Military lapel ribbon for the 1991 Gulf War
Military lapel ribbon for the Indo-Pak Wars
Military lapel ribbon for the Iran-Iraq War
Military lapel ribbon for the Korean War
Military lapel ribbon for the 1982 Lebanon War
Military lapel ribbon for the Malayan Emergency
Military lapel ribbon representing modern aircraft
Military lapel ribbon for the attack on Pearl Harbor
Military lapel ribbon for the Six Day War
Military lapel ribbon for the Soviet-Afghan War
Military lapel ribbon for the Spanish Civil War
Military lapel ribbon for the Suez Crisis
Military lapel ribbon for the Vietnam War
Military lapel ribbon for Warsaw Pact of the Cold War-era
Military lapel ribbon for the WASP (WW2)
Military lapel ribbon for the World War 1
Military lapel ribbon for the World War 2
Military lapel ribbon for the Yom Kippur War
Military lapel ribbon for experimental x-plane aircraft
* Ribbons not necessarily indicative of actual historical campaign ribbons. Ribbons are clickable to their respective campaigns/operations.

Disclaimer | Privacy Policy | Cookies


The "Military Factory" name and MilitaryFactory.com logo are registered ® U.S. trademarks protected by all applicable domestic and international intellectual property laws. All written content, illustrations, and photography are unique to this website (unless where indicated) and not for reuse/reproduction in any form. Material presented throughout this website is for historical and entertainment value only and should not to be construed as usable for hardware restoration, maintenance, or general operation. We do not sell any of the items showcased on this site. Please direct all other inquiries to militaryfactory AT gmail.com.

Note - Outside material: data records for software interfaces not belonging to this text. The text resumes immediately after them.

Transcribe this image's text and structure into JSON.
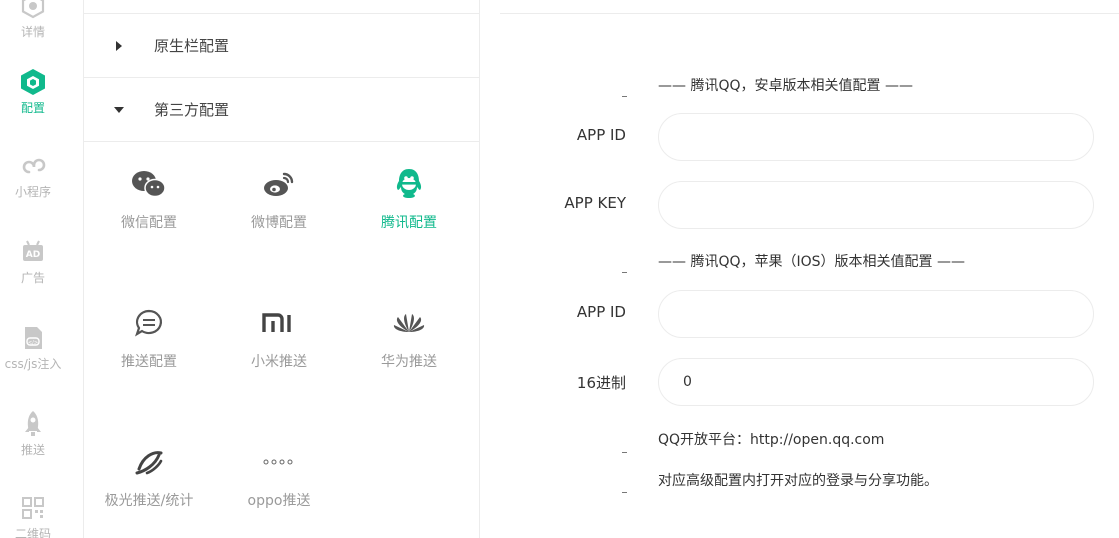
{
  "colors": {
    "accent": "#10b98c",
    "inactive": "#c0c0c0"
  },
  "rail": [
    {
      "label": "详情",
      "icon": "details-icon"
    },
    {
      "label": "配置",
      "icon": "config-cube-icon",
      "active": true
    },
    {
      "label": "小程序",
      "icon": "mini-program-icon"
    },
    {
      "label": "广告",
      "icon": "ad-icon"
    },
    {
      "label": "css/js注入",
      "icon": "code-file-icon"
    },
    {
      "label": "推送",
      "icon": "rocket-icon"
    },
    {
      "label": "二维码",
      "icon": "qrcode-icon"
    }
  ],
  "panel": {
    "sections": [
      {
        "label": "原生栏配置",
        "expanded": false
      },
      {
        "label": "第三方配置",
        "expanded": true
      }
    ],
    "items": [
      {
        "label": "微信配置",
        "icon": "wechat-icon"
      },
      {
        "label": "微博配置",
        "icon": "weibo-icon"
      },
      {
        "label": "腾讯配置",
        "icon": "qq-icon",
        "active": true
      },
      {
        "label": "推送配置",
        "icon": "chat-bubble-icon"
      },
      {
        "label": "小米推送",
        "icon": "xiaomi-icon"
      },
      {
        "label": "华为推送",
        "icon": "huawei-icon"
      },
      {
        "label": "极光推送/统计",
        "icon": "jpush-icon"
      },
      {
        "label": "oppo推送",
        "icon": "oppo-icon"
      }
    ]
  },
  "form": {
    "android_title": "—— 腾讯QQ，安卓版本相关值配置 ——",
    "android_app_id_label": "APP ID",
    "android_app_id_value": "",
    "android_app_key_label": "APP KEY",
    "android_app_key_value": "",
    "ios_title": "—— 腾讯QQ，苹果（IOS）版本相关值配置 ——",
    "ios_app_id_label": "APP ID",
    "ios_app_id_value": "",
    "hex_label": "16进制",
    "hex_value": "0",
    "info_platform": "QQ开放平台：http://open.qq.com",
    "info_note": "对应高级配置内打开对应的登录与分享功能。"
  }
}
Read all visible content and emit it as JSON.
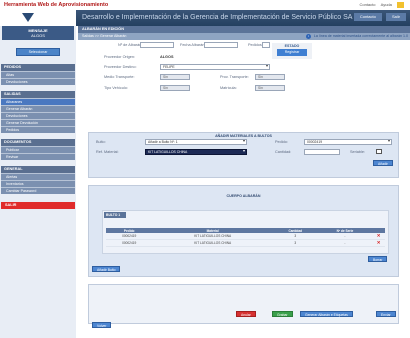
{
  "app": {
    "title": "Herramienta Web de Aprovisionamiento",
    "top_links": [
      "Contacto",
      "Ayuda"
    ],
    "banner_text": "Desarrollo e Implementación de la Gerencia de Implementación de Servicio Público SA",
    "banner_buttons": [
      "Contacto",
      "Salir"
    ]
  },
  "sidebar": {
    "header_title": "MENSAJE",
    "header_sub": "ALGOS",
    "button_label": "Seleccionar",
    "sections": [
      {
        "title": "PEDIDOS",
        "items": [
          "Altas",
          "Devoluciones"
        ]
      },
      {
        "title": "SALIDAS",
        "items": [
          "Generar Albarán",
          "Devoluciones",
          "Generar Devolución",
          "Pedidos"
        ],
        "active_index": 0,
        "active_label": "Albaranes"
      },
      {
        "title": "DOCUMENTOS",
        "items": [
          "Publicar",
          "Revisar"
        ]
      },
      {
        "title": "GENERAL",
        "items": [
          "Alertas",
          "Inventarios",
          "Cambiar Password"
        ]
      }
    ],
    "red_item": "SALIR"
  },
  "main": {
    "page_title": "ALBARÁN EN EDICIÓN",
    "breadcrumb": "Salidas >> Generar Albarán",
    "info_text": "La línea de material insertada correctamente al albarán 1.0",
    "header_form": {
      "nro_albaran_label": "Nº de Albarán:",
      "nro_albaran_value": "",
      "fecha_label": "Fecha Albarán:",
      "fecha_value": "",
      "pedidos_label": "Pedidos:",
      "pedidos_value": "",
      "proveedor_label": "Proveedor Origen:",
      "proveedor_value": "ALGOS",
      "destino_label": "Proveedor Destino:",
      "destino_value": "FELIPE",
      "medio_label": "Medio Transporte:",
      "medio_value": "Sin",
      "prov_transp_label": "Prov. Transporte:",
      "prov_transp_value": "Sin",
      "tipo_label": "Tipo Vehículo:",
      "tipo_value": "Sin",
      "matricula_label": "Matrícula:",
      "matricula_value": "Sin",
      "estado_label": "ESTADO",
      "estado_button": "Registrar"
    },
    "material_panel": {
      "title": "AÑADIR MATERIALES A BULTOS",
      "bulto_label": "Bulto:",
      "bulto_value": "Añadir a Bulto Nº: 1",
      "pedido_label": "Pedido:",
      "pedido_value": "00002419",
      "ref_label": "Ref. Material:",
      "ref_value": "KIT LATIGUILLOS CHINA",
      "cantidad_label": "Cantidad:",
      "cantidad_value": "",
      "seriable_label": "Seriable:",
      "add_button": "Añadir"
    },
    "bundle_panel": {
      "title": "CUERPO ALBARÁN",
      "tab_label": "BULTO 1",
      "columns": [
        "Pedido",
        "Material",
        "Cantidad",
        "Nº de Serie",
        ""
      ],
      "rows": [
        {
          "pedido": "00002419",
          "material": "KIT LATIGUILLOS CHINA",
          "cantidad": "3",
          "serie": "-"
        },
        {
          "pedido": "00002419",
          "material": "KIT LATIGUILLOS CHINA",
          "cantidad": "3",
          "serie": "-"
        }
      ],
      "row_button": "Borrar",
      "add_bundle_button": "Añadir Bulto"
    },
    "footer_buttons": {
      "red": "Anular",
      "green": "Grabar",
      "blue_primary": "Generar Albarán e Etiquetas",
      "blue_secondary": "Enviar",
      "back": "Volver"
    }
  }
}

Part of a network of sites that includes GlobalFirepower, a data-driven property used in ranking the top military powers of the world and WDMMA.org, the World Directory of Modern Military Aircraft.

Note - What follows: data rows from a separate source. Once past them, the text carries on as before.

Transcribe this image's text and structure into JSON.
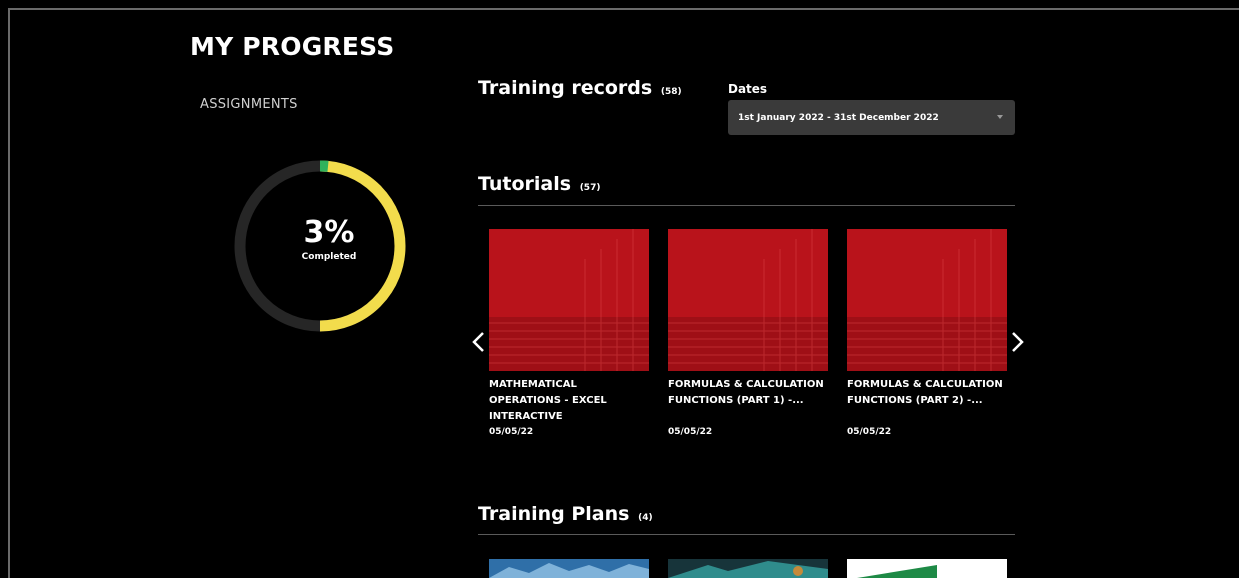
{
  "page": {
    "title": "MY PROGRESS"
  },
  "assignments": {
    "label": "ASSIGNMENTS",
    "percent_text": "3%",
    "percent_value": 0.03,
    "sub": "Completed",
    "colors": {
      "track": "#262626",
      "progress": "#f2dc4c",
      "marker": "#31b25c"
    }
  },
  "training_records": {
    "title": "Training records",
    "count": "(58)"
  },
  "dates": {
    "label": "Dates",
    "selected": "1st January 2022 - 31st December 2022"
  },
  "tutorials": {
    "title": "Tutorials",
    "count": "(57)",
    "items": [
      {
        "title": "MATHEMATICAL OPERATIONS - EXCEL INTERACTIVE",
        "date": "05/05/22"
      },
      {
        "title": "FORMULAS & CALCULATION FUNCTIONS (PART 1) -...",
        "date": "05/05/22"
      },
      {
        "title": "FORMULAS & CALCULATION FUNCTIONS (PART 2) -...",
        "date": "05/05/22"
      }
    ],
    "prev_icon": "chevron-left-icon",
    "next_icon": "chevron-right-icon"
  },
  "training_plans": {
    "title": "Training Plans",
    "count": "(4)"
  }
}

Facebook Logo YouTube Logo

www.MilitaryFactory.com • All Rights Reserved • Content ©2003-